When I started this project, I didn’t sit down and work out how much each item would cost. I had a set amount of money that I needed to work within and I did a lot of research to get the best possible materials/appliances for the best cost (without using big box stores). So far, we are doing pretty good and I think we will come close to within 10% of what we had to spend. But I am always surprised at the cost of the miscellaneous or unaccounted for items. Some examples:
Backsplash: Just trying to find something we liked for the backsplash was a daunting task. We initially went into a really nice tile store that probably had 5,000 samples (seriously). I crawled around on the floor with my counter/cab/floor samples checking every one out. By the time we left I was almost in tears—due to both the price of things and the overwhelming number of choices. By happenstance, while looking for slate for the foyer at United Tile, Brilliant Daughter found the perfect combination for the backsplash. It is comprised of 12x12 tiles (14 sf), 2x2 tiles (7sf), and random glass/rock tiles (3 sf). I paid $533.14 for the order. When I went to pick it up a week later it was in two boxes. Two 12x12x4” boxes. I told the man there must be some mistake. I mean, really, how can two small boxes like this cost $533.14? But there was no mistake. Dammit.
Wood: Yes, we decided to move a small wall and change the doorway, as well as lay hardwood floors. While I knew this would necessitate lots of plywood (16 sheets to be exact), 2x4 lumber, 2 new beams, and nails—four trips to OK Lumber yielded receipts totaling $798.02. That’s with the contractor’s 10% discount!

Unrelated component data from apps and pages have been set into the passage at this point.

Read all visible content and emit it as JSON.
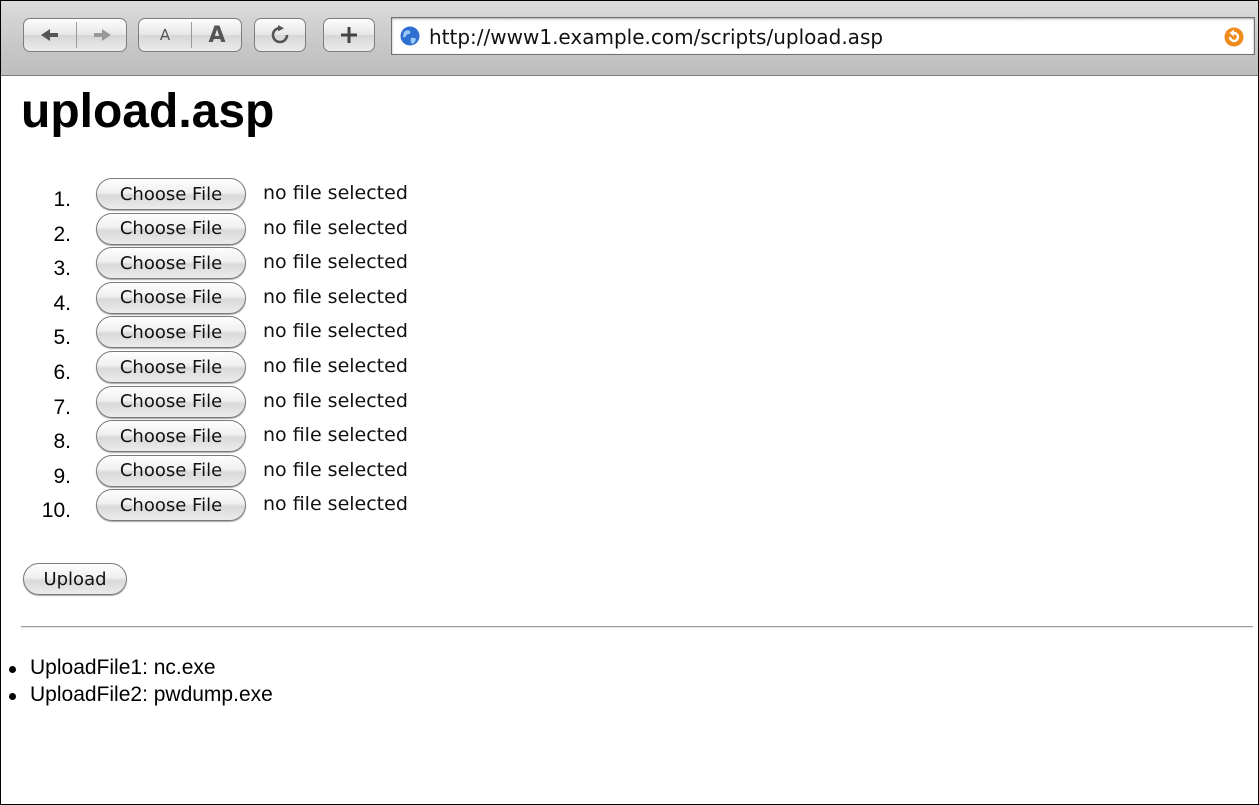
{
  "browser": {
    "url": "http://www1.example.com/scripts/upload.asp",
    "buttons": {
      "back_icon": "back-arrow-icon",
      "forward_icon": "forward-arrow-icon",
      "text_smaller": "A",
      "text_larger": "A",
      "reload_icon": "reload-icon",
      "add_icon": "plus-icon"
    }
  },
  "page": {
    "title": "upload.asp",
    "file_inputs": [
      {
        "number": "1.",
        "button": "Choose File",
        "status": "no file selected"
      },
      {
        "number": "2.",
        "button": "Choose File",
        "status": "no file selected"
      },
      {
        "number": "3.",
        "button": "Choose File",
        "status": "no file selected"
      },
      {
        "number": "4.",
        "button": "Choose File",
        "status": "no file selected"
      },
      {
        "number": "5.",
        "button": "Choose File",
        "status": "no file selected"
      },
      {
        "number": "6.",
        "button": "Choose File",
        "status": "no file selected"
      },
      {
        "number": "7.",
        "button": "Choose File",
        "status": "no file selected"
      },
      {
        "number": "8.",
        "button": "Choose File",
        "status": "no file selected"
      },
      {
        "number": "9.",
        "button": "Choose File",
        "status": "no file selected"
      },
      {
        "number": "10.",
        "button": "Choose File",
        "status": "no file selected"
      }
    ],
    "upload_button": "Upload",
    "results": [
      "UploadFile1: nc.exe",
      "UploadFile2: pwdump.exe"
    ]
  }
}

To be fair, there are also non-wood items purchased: a large roll of insulation (to meet current code), a 500 sf roll of kraft paper, 7 joist hangers, several saw blades, and a few other things that I don’t even know what they are. I feel bad not only for my pocketbook, but for all the trees.
Electrical Supplies: We are fortunate to have a son who is a licensed electrician, which saved us paying for 18-20 hours of labor (at a minimum of $50/hr). But code required us to redo every single piece of electrical wiring in the kitchen. This means all the old had to be pulled out and we had to install all new wiring, boxes, junction boxes, GFI outlets…and the actual lighting configuration. In order to decrease energy consumption, California adopted an energy code (Title 24) that significantly impacts lighting in new and remodeled homes. This necessitates that at least 50% of installed wattage in a kitchen must be from fluorescent, CFL or HID lights. We just put in new ceiling cans last year, but we could not reuse the three large center cans, as they were not fluorescent. That meant pulling those out and replacing them with fluorescent, as well as adding two undercabinet fluorescent lights. So far, supplies have run $640.30 and I still do not have the undercab lights, switchplates, outlets, or the eating area light fixture. While we did get the contractor discount on most of those supplies, and the labor was free, this is gonna run us over $1000. A bit more than I had budgeted for, unfortunately.
Such is the way of things I guess.